* _WHAT YOU HAVE TO DO_
Please output the data exactly, without omitting anything.

* _INPUT DATA_
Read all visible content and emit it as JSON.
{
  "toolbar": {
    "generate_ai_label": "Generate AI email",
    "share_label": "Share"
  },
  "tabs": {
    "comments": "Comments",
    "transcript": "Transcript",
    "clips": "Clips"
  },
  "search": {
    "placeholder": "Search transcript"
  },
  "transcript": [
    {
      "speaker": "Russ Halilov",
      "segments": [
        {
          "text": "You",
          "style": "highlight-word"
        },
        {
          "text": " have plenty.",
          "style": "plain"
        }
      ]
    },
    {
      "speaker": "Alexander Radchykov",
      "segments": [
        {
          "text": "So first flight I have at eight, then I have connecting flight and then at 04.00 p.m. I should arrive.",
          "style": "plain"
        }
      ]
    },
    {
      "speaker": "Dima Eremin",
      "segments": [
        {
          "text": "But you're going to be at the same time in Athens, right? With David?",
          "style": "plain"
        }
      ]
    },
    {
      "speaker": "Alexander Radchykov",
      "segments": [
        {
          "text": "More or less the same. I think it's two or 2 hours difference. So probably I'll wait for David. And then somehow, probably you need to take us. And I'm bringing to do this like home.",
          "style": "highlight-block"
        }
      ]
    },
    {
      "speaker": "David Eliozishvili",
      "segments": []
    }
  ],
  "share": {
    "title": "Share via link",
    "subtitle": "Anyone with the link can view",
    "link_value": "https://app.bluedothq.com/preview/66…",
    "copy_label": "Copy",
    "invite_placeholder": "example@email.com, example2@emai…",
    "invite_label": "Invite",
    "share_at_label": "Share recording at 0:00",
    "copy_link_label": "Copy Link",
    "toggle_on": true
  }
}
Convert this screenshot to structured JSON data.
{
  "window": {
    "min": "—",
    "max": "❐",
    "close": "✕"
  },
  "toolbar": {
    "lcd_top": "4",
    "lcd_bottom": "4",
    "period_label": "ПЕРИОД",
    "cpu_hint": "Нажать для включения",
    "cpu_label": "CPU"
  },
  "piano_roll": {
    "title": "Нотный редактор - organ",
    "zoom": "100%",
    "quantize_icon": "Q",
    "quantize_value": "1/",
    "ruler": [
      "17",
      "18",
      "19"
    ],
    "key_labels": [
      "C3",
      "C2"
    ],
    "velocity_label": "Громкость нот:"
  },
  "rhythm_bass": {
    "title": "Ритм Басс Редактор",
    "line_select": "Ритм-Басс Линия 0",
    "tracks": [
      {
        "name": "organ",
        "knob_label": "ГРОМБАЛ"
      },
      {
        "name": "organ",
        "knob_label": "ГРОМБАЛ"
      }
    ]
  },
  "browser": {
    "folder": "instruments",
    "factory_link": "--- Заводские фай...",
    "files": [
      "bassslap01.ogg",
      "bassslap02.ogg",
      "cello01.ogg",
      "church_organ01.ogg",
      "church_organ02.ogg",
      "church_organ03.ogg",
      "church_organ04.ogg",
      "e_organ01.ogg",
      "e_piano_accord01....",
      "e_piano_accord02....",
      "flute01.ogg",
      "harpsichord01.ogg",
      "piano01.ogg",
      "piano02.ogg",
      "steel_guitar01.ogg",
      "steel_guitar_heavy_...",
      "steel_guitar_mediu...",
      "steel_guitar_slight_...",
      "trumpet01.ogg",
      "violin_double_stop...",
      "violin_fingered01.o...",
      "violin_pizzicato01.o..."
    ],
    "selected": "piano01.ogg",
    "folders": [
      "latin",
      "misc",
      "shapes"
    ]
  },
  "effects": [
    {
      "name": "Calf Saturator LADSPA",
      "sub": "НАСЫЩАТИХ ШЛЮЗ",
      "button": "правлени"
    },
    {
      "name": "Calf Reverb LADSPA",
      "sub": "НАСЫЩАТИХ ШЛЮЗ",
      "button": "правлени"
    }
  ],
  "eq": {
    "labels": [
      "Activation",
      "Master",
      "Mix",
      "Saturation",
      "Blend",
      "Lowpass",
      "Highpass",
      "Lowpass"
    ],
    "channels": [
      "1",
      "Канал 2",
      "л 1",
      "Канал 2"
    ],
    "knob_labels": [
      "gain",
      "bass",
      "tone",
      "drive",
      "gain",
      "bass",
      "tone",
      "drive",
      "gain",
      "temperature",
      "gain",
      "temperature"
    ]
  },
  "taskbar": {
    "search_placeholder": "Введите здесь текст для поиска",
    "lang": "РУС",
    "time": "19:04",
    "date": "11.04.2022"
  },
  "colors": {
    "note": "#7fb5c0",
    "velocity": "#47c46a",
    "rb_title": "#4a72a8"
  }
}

* _YOUR RESPONSE_
Read all visible content and emit it as JSON.
{
  "toolbar": {
    "generate_ai_label": "Generate AI email",
    "share_label": "Share"
  },
  "tabs": {
    "comments": "Comments",
    "transcript": "Transcript",
    "clips": "Clips"
  },
  "search": {
    "placeholder": "Search transcript"
  },
  "transcript": [
    {
      "speaker": "Russ Halilov",
      "segments": [
        {
          "text": "You",
          "style": "highlight-word"
        },
        {
          "text": " have plenty.",
          "style": "plain"
        }
      ]
    },
    {
      "speaker": "Alexander Radchykov",
      "segments": [
        {
          "text": "So first flight I have at eight, then I have connecting flight and then at 04.00 p.m. I should arrive.",
          "style": "plain"
        }
      ]
    },
    {
      "speaker": "Dima Eremin",
      "segments": [
        {
          "text": "But you're going to be at the same time in Athens, right? With David?",
          "style": "plain"
        }
      ]
    },
    {
      "speaker": "Alexander Radchykov",
      "segments": [
        {
          "text": "More or less the same. I think it's two or 2 hours difference. So probably I'll wait for David. And then somehow, probably you need to take us. And I'm bringing to do this like home.",
          "style": "highlight-block"
        }
      ]
    },
    {
      "speaker": "David Eliozishvili",
      "segments": []
    }
  ],
  "share": {
    "title": "Share via link",
    "subtitle": "Anyone with the link can view",
    "link_value": "https://app.bluedothq.com/preview/66…",
    "copy_label": "Copy",
    "invite_placeholder": "example@email.com, example2@emai…",
    "invite_label": "Invite",
    "share_at_label": "Share recording at 0:00",
    "copy_link_label": "Copy Link",
    "toggle_on": true
  }
}
Convert this screenshot to structured JSON data.
{
  "window": {
    "min": "—",
    "max": "❐",
    "close": "✕"
  },
  "toolbar": {
    "lcd_top": "4",
    "lcd_bottom": "4",
    "period_label": "ПЕРИОД",
    "cpu_hint": "Нажать для включения",
    "cpu_label": "CPU"
  },
  "piano_roll": {
    "title": "Нотный редактор - organ",
    "zoom": "100%",
    "quantize_icon": "Q",
    "quantize_value": "1/",
    "ruler": [
      "17",
      "18",
      "19"
    ],
    "key_labels": [
      "C3",
      "C2"
    ],
    "velocity_label": "Громкость нот:"
  },
  "rhythm_bass": {
    "title": "Ритм Басс Редактор",
    "line_select": "Ритм-Басс Линия 0",
    "tracks": [
      {
        "name": "organ",
        "knob_label": "ГРОМБАЛ"
      },
      {
        "name": "organ",
        "knob_label": "ГРОМБАЛ"
      }
    ]
  },
  "browser": {
    "folder": "instruments",
    "factory_link": "--- Заводские фай...",
    "files": [
      "bassslap01.ogg",
      "bassslap02.ogg",
      "cello01.ogg",
      "church_organ01.ogg",
      "church_organ02.ogg",
      "church_organ03.ogg",
      "church_organ04.ogg",
      "e_organ01.ogg",
      "e_piano_accord01....",
      "e_piano_accord02....",
      "flute01.ogg",
      "harpsichord01.ogg",
      "piano01.ogg",
      "piano02.ogg",
      "steel_guitar01.ogg",
      "steel_guitar_heavy_...",
      "steel_guitar_mediu...",
      "steel_guitar_slight_...",
      "trumpet01.ogg",
      "violin_double_stop...",
      "violin_fingered01.o...",
      "violin_pizzicato01.o..."
    ],
    "selected": "piano01.ogg",
    "folders": [
      "latin",
      "misc",
      "shapes"
    ]
  },
  "effects": [
    {
      "name": "Calf Saturator LADSPA",
      "sub": "НАСЫЩАТИХ ШЛЮЗ",
      "button": "правлени"
    },
    {
      "name": "Calf Reverb LADSPA",
      "sub": "НАСЫЩАТИХ ШЛЮЗ",
      "button": "правлени"
    }
  ],
  "eq": {
    "labels": [
      "Activation",
      "Master",
      "Mix",
      "Saturation",
      "Blend",
      "Lowpass",
      "Highpass",
      "Lowpass"
    ],
    "channels": [
      "1",
      "Канал 2",
      "л 1",
      "Канал 2"
    ],
    "knob_labels": [
      "gain",
      "bass",
      "tone",
      "drive",
      "gain",
      "bass",
      "tone",
      "drive",
      "gain",
      "temperature",
      "gain",
      "temperature"
    ]
  },
  "taskbar": {
    "search_placeholder": "Введите здесь текст для поиска",
    "lang": "РУС",
    "time": "19:04",
    "date": "11.04.2022"
  },
  "colors": {
    "note": "#7fb5c0",
    "velocity": "#47c46a",
    "rb_title": "#4a72a8"
  }
}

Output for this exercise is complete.